[Interface dataset entries]
________
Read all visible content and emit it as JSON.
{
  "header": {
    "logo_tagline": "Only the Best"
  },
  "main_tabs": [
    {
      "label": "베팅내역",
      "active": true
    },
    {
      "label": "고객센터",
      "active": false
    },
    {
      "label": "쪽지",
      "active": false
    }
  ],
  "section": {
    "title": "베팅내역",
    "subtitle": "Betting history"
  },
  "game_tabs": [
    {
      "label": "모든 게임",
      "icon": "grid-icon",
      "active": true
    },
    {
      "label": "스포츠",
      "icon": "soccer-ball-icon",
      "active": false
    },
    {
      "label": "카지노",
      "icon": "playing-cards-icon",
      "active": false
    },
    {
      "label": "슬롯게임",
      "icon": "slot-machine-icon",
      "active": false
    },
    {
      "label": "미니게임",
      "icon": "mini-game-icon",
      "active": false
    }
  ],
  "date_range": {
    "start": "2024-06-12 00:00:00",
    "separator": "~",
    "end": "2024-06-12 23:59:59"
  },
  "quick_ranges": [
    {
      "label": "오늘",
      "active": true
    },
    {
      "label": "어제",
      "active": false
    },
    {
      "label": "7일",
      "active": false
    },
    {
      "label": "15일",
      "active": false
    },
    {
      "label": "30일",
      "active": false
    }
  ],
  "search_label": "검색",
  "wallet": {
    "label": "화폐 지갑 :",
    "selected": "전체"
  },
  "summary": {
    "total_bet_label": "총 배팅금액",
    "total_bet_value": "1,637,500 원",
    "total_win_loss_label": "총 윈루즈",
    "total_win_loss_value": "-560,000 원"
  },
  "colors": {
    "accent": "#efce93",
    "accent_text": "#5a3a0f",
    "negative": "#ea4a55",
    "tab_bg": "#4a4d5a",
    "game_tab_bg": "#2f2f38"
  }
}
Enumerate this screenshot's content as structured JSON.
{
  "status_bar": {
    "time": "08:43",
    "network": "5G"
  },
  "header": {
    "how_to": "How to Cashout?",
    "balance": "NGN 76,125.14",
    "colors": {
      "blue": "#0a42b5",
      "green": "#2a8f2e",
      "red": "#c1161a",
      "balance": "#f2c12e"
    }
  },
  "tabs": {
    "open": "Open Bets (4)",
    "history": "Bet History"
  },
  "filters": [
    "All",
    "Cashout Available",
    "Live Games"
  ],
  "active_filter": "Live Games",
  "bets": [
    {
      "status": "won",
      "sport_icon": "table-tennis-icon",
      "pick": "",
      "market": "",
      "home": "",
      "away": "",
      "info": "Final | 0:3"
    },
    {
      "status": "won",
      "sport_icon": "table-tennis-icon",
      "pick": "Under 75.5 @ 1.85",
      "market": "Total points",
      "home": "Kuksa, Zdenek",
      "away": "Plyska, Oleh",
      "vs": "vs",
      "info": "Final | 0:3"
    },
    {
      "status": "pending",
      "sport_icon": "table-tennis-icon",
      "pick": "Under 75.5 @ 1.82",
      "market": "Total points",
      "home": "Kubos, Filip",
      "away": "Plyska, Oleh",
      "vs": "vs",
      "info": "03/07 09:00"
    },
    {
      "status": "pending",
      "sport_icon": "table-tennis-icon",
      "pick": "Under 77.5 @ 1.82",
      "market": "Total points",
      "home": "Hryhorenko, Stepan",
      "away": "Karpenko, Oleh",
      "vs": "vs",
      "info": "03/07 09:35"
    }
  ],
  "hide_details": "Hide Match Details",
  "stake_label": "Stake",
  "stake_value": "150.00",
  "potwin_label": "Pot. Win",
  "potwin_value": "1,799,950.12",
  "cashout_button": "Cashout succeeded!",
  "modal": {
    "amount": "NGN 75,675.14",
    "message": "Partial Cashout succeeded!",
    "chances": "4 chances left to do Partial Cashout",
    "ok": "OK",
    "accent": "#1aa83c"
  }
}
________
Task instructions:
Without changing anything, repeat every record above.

Answer space:
Read all visible content and emit it as JSON.
{
  "header": {
    "logo_tagline": "Only the Best"
  },
  "main_tabs": [
    {
      "label": "베팅내역",
      "active": true
    },
    {
      "label": "고객센터",
      "active": false
    },
    {
      "label": "쪽지",
      "active": false
    }
  ],
  "section": {
    "title": "베팅내역",
    "subtitle": "Betting history"
  },
  "game_tabs": [
    {
      "label": "모든 게임",
      "icon": "grid-icon",
      "active": true
    },
    {
      "label": "스포츠",
      "icon": "soccer-ball-icon",
      "active": false
    },
    {
      "label": "카지노",
      "icon": "playing-cards-icon",
      "active": false
    },
    {
      "label": "슬롯게임",
      "icon": "slot-machine-icon",
      "active": false
    },
    {
      "label": "미니게임",
      "icon": "mini-game-icon",
      "active": false
    }
  ],
  "date_range": {
    "start": "2024-06-12 00:00:00",
    "separator": "~",
    "end": "2024-06-12 23:59:59"
  },
  "quick_ranges": [
    {
      "label": "오늘",
      "active": true
    },
    {
      "label": "어제",
      "active": false
    },
    {
      "label": "7일",
      "active": false
    },
    {
      "label": "15일",
      "active": false
    },
    {
      "label": "30일",
      "active": false
    }
  ],
  "search_label": "검색",
  "wallet": {
    "label": "화폐 지갑 :",
    "selected": "전체"
  },
  "summary": {
    "total_bet_label": "총 배팅금액",
    "total_bet_value": "1,637,500 원",
    "total_win_loss_label": "총 윈루즈",
    "total_win_loss_value": "-560,000 원"
  },
  "colors": {
    "accent": "#efce93",
    "accent_text": "#5a3a0f",
    "negative": "#ea4a55",
    "tab_bg": "#4a4d5a",
    "game_tab_bg": "#2f2f38"
  }
}
Enumerate this screenshot's content as structured JSON.
{
  "status_bar": {
    "time": "08:43",
    "network": "5G"
  },
  "header": {
    "how_to": "How to Cashout?",
    "balance": "NGN 76,125.14",
    "colors": {
      "blue": "#0a42b5",
      "green": "#2a8f2e",
      "red": "#c1161a",
      "balance": "#f2c12e"
    }
  },
  "tabs": {
    "open": "Open Bets (4)",
    "history": "Bet History"
  },
  "filters": [
    "All",
    "Cashout Available",
    "Live Games"
  ],
  "active_filter": "Live Games",
  "bets": [
    {
      "status": "won",
      "sport_icon": "table-tennis-icon",
      "pick": "",
      "market": "",
      "home": "",
      "away": "",
      "info": "Final | 0:3"
    },
    {
      "status": "won",
      "sport_icon": "table-tennis-icon",
      "pick": "Under 75.5 @ 1.85",
      "market": "Total points",
      "home": "Kuksa, Zdenek",
      "away": "Plyska, Oleh",
      "vs": "vs",
      "info": "Final | 0:3"
    },
    {
      "status": "pending",
      "sport_icon": "table-tennis-icon",
      "pick": "Under 75.5 @ 1.82",
      "market": "Total points",
      "home": "Kubos, Filip",
      "away": "Plyska, Oleh",
      "vs": "vs",
      "info": "03/07 09:00"
    },
    {
      "status": "pending",
      "sport_icon": "table-tennis-icon",
      "pick": "Under 77.5 @ 1.82",
      "market": "Total points",
      "home": "Hryhorenko, Stepan",
      "away": "Karpenko, Oleh",
      "vs": "vs",
      "info": "03/07 09:35"
    }
  ],
  "hide_details": "Hide Match Details",
  "stake_label": "Stake",
  "stake_value": "150.00",
  "potwin_label": "Pot. Win",
  "potwin_value": "1,799,950.12",
  "cashout_button": "Cashout succeeded!",
  "modal": {
    "amount": "NGN 75,675.14",
    "message": "Partial Cashout succeeded!",
    "chances": "4 chances left to do Partial Cashout",
    "ok": "OK",
    "accent": "#1aa83c"
  }
}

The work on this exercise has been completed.